Audience Ops has team members located throughout the United States and overseas.  All of the content we create (articles, content for social posts, etc.) is created by our team of US-based writers.  Our overseas staff handles the input and scheduling of social posts in your Buffer account.

Why do you post more to Twitter than any other social network?

This has to do with the nature of the newsfeeds on each of the platforms.
It’s fine (and recommended) to post multiple tweets covering various time zones so that different members can catch those tweets if they missed others.
But on Facebook and LinkedIn, these newsfeeds don’t really work that same way, which  means reposting the same content multiple times on those platforms can look repetitive.
This is our default. But, of course, all of this can be adjusted by client request.

Can we switch up the images used on our Tweets & Facebook posts?

The short answer is “Yes”, but generally we don’t recommend it.

This article explains why.

How we schedule social posts (with images)
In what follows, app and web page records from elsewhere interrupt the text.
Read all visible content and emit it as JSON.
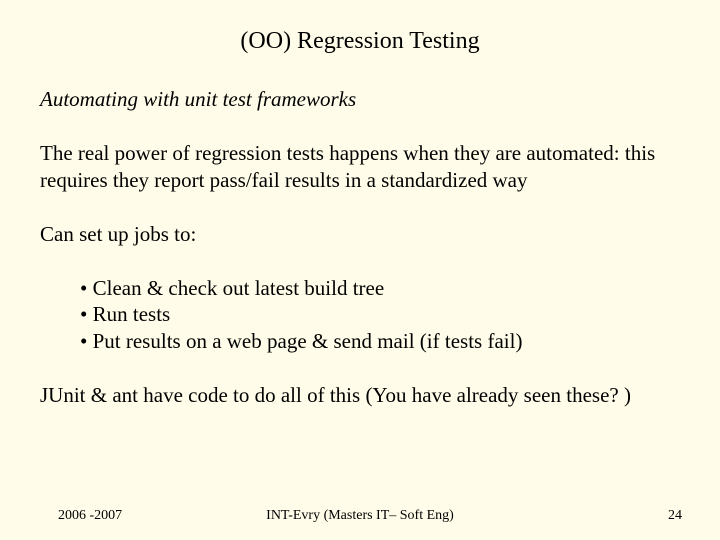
{
  "title": "(OO) Regression Testing",
  "subtitle": "Automating with unit test frameworks",
  "para1": "The real power of regression tests happens when they are automated: this requires they report pass/fail results in a standardized way",
  "para2": "Can set up jobs to:",
  "bullets": {
    "b1": "Clean & check out latest build tree",
    "b2": "Run tests",
    "b3": "Put results on a web page & send mail (if tests fail)"
  },
  "para3": "JUnit & ant have code to do all of this (You have already seen these? )",
  "footer": {
    "left": "2006 -2007",
    "center": "INT-Evry (Masters IT– Soft Eng)",
    "right": "24"
  }
}
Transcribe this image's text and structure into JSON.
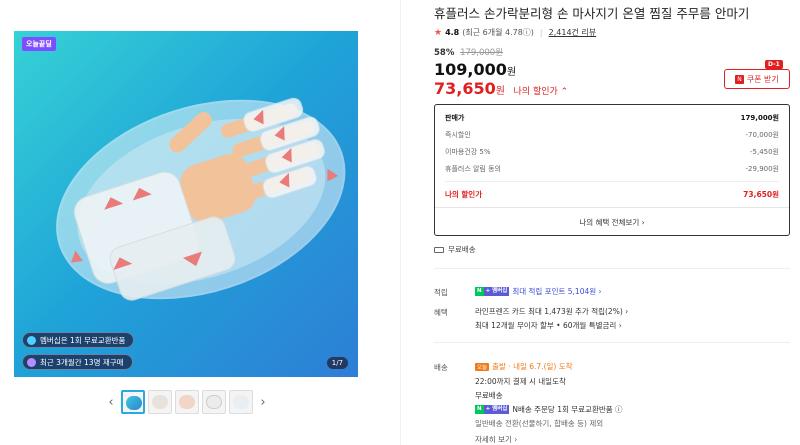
{
  "gallery": {
    "badge": "오늘끝딜",
    "pill1": "멤버십은 1회 무료교환반품",
    "pill2": "최근 3개월간 13명 재구매",
    "counter": "1/7",
    "prev": "‹",
    "next": "›",
    "thumb_count": 5
  },
  "product": {
    "title": "휴플러스 손가락분리형 손 마사지기 온열 찜질 주무름 안마기",
    "star": "★",
    "rating": "4.8",
    "rating_recent": "(최근 6개월 4.78ⓘ)",
    "reviews": "2,414건 리뷰",
    "discount_pct": "58%",
    "original_price": "179,000원",
    "price": "109,000",
    "price_unit": "원",
    "my_price": "73,650",
    "my_price_unit": "원",
    "my_price_label": "나의 할인가 ⌃",
    "coupon_icon": "N",
    "coupon_label": "쿠폰 받기",
    "dday": "D-1"
  },
  "breakdown": {
    "rows": [
      {
        "label": "판매가",
        "value": "179,000원"
      },
      {
        "label": "즉시할인",
        "value": "-70,000원"
      },
      {
        "label": "이마용건강 5%",
        "value": "-5,450원"
      },
      {
        "label": "휴플러스 알림 동의",
        "value": "-29,900원"
      }
    ],
    "my_label": "나의 할인가",
    "my_value": "73,650원",
    "see_all": "나의 혜택 전체보기 ›"
  },
  "shipping_free": "무료배송",
  "points": {
    "label": "적립",
    "n": "N",
    "plus": "+ 멤버십",
    "text": "최대 적립 포인트 5,104원 ›"
  },
  "benefit": {
    "label": "혜택",
    "line1": "라인프렌즈 카드 최대 1,473원 추가 적립(2%) ›",
    "line2": "최대 12개월 무이자 할부 • 60개월 특별금리 ›"
  },
  "delivery": {
    "label": "배송",
    "today": "오늘",
    "line1": "출발 · 내일 6.7.(일) 도착",
    "line2": "22:00까지 결제 시 내일도착",
    "line3": "무료배송",
    "n": "N",
    "plus": "+ 멤버십",
    "line4": "N배송 주문당 1회 무료교환반품 ⓘ",
    "line5": "일반배송 전환(선물하기, 합배송 등) 제외",
    "more": "자세히 보기 ›"
  }
}
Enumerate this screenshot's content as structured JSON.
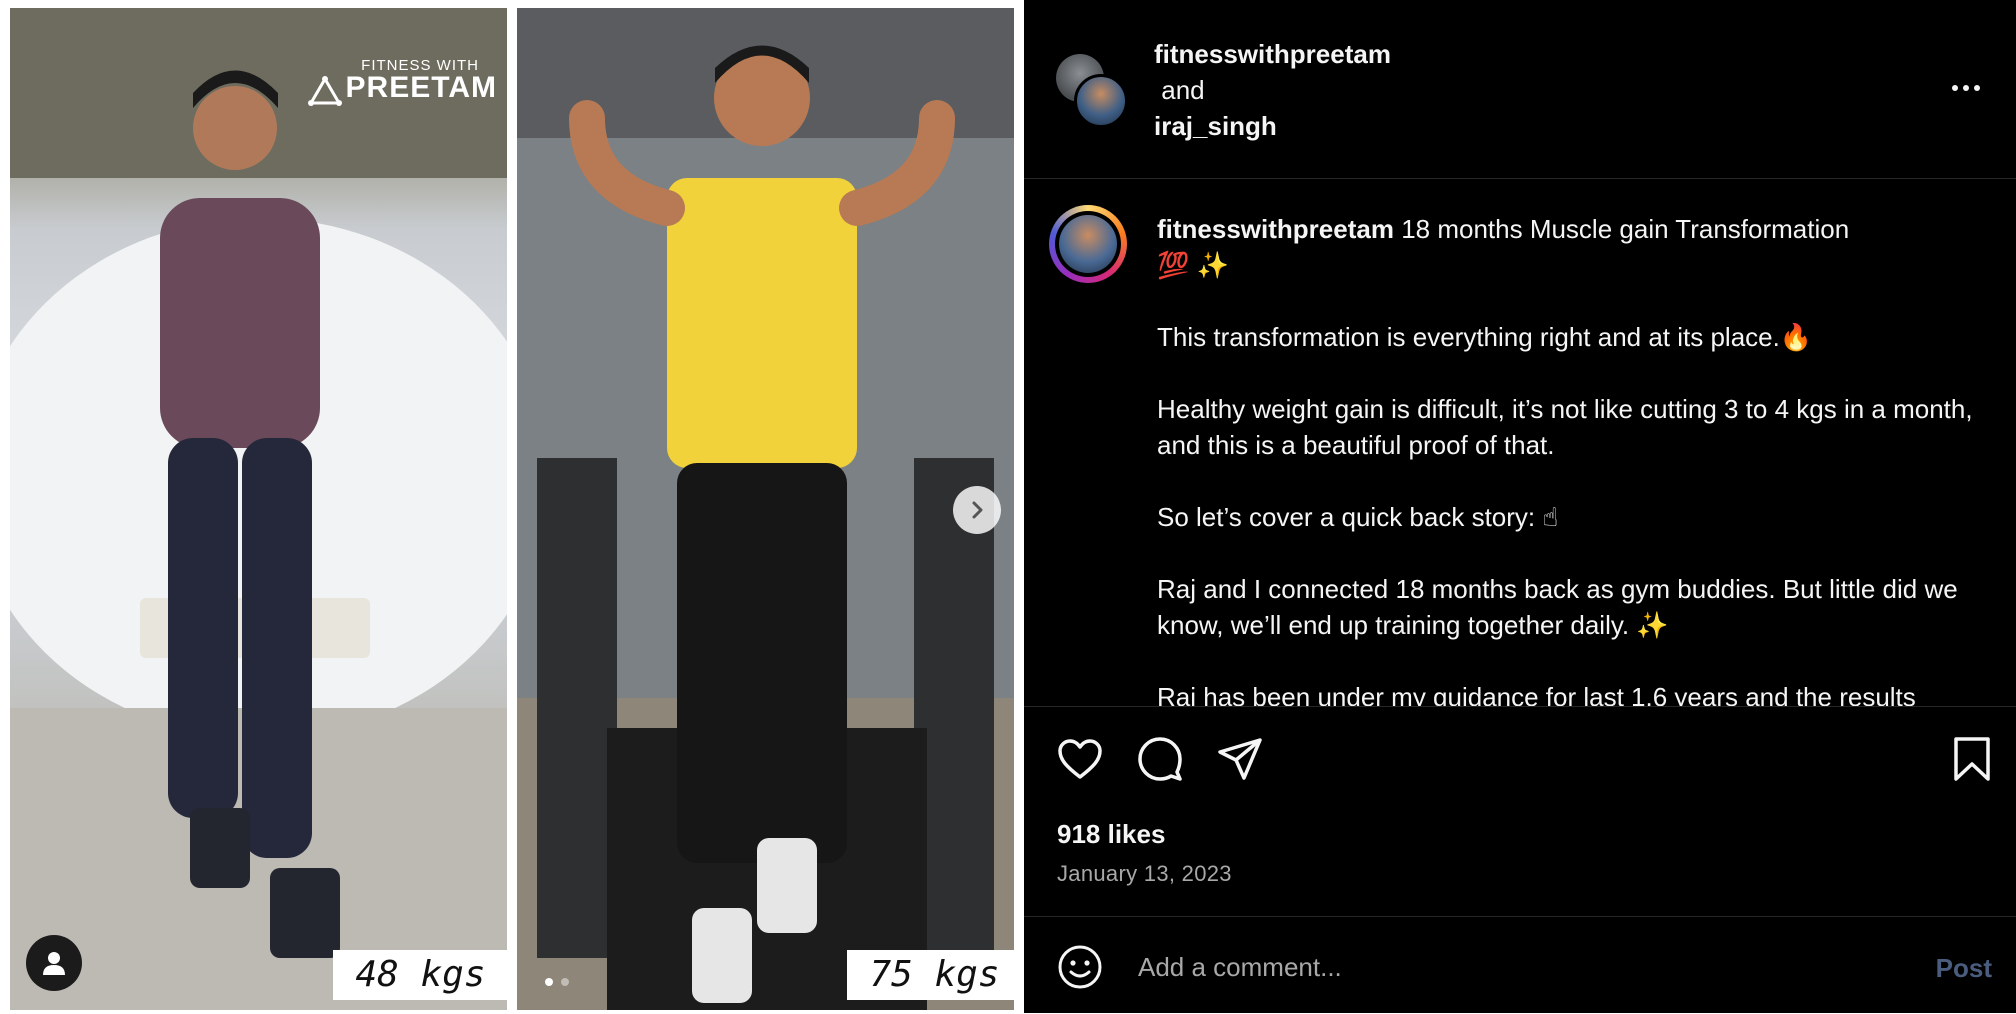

When we schedule a Tweet, Facebook or Linkedin post for you, our standard practice (also the best practice) is we simply write our text and include the URL of the blog article we’re promoting in that social post.

We do not define the actual image used in the social post at the time we create and schedule your social post.

The tool we use for social media scheduling is our own Ops Calendar.  The way social posts and images are handled from Ops Calendar is the same as they are handled from any other social scheduling tool such as Buffer, Edgar, Hootsuite and others, as well as posting directly to Twitter, Facebook and Linkedin.

So where does the image come from?

The image used in each Tweet, Facebook post and Linkedin post is the “Featured Image” used on your blog post—The image shown at the top of the blog article page, near the title.

Twitter, Facebook, Linkedin detect that a blog post URL is included in the text of the social post, they automatically go “fetch” the featured image, title and intro/excerpt from the blog post on your website and then automatically display those in the social post.

Here’s what this looks like on Twitter:

Here’s what this looks like on Facebook:

What happens when we attach an alternate image to a social post?

When an alternate image is attached to the social post, then Twitter, Facebook, Linkedin no longer treat the post as an “Article post” but rather a regular post with an image attachment.

This type of post looks quite different.  In this case, Twitter, Facebook, Linkedin will not automatically fetch and display this article’s meta data (featured image, title, excerpt).

The link URL is shown in the text of the post.  Although it may appear truncated, the link still works correctly.

Basically, the social post is still functional, but it doesn’t look as good as when we allow the article’s meta data (featured image, title and excerpt) to be automatically fetched and displayed in the post.

Here’s what a Tweet with an alternate image attachment looks like:

Here’s what a Facebook post with an alternate image attachment looks like:

Our recommendation:

Stick with the best practice:  Let Twitter, Facebook, Linkedin automatically display the article’s meta data (Featured image, title, and excerpt) along with the text we write for each social post.

Why?  A few reasons:

  • It’s a cleaner and more engaging look for your social posts
  • The image on the social post matches the image shown on the page readers will land on, and that consistency reduces “bounces” since readers feel like they’ve arrived at the page they’re expecting to see.
  • By having your articles meta data shared on social networks, this can have a positive impact on SEO and findability in these networks.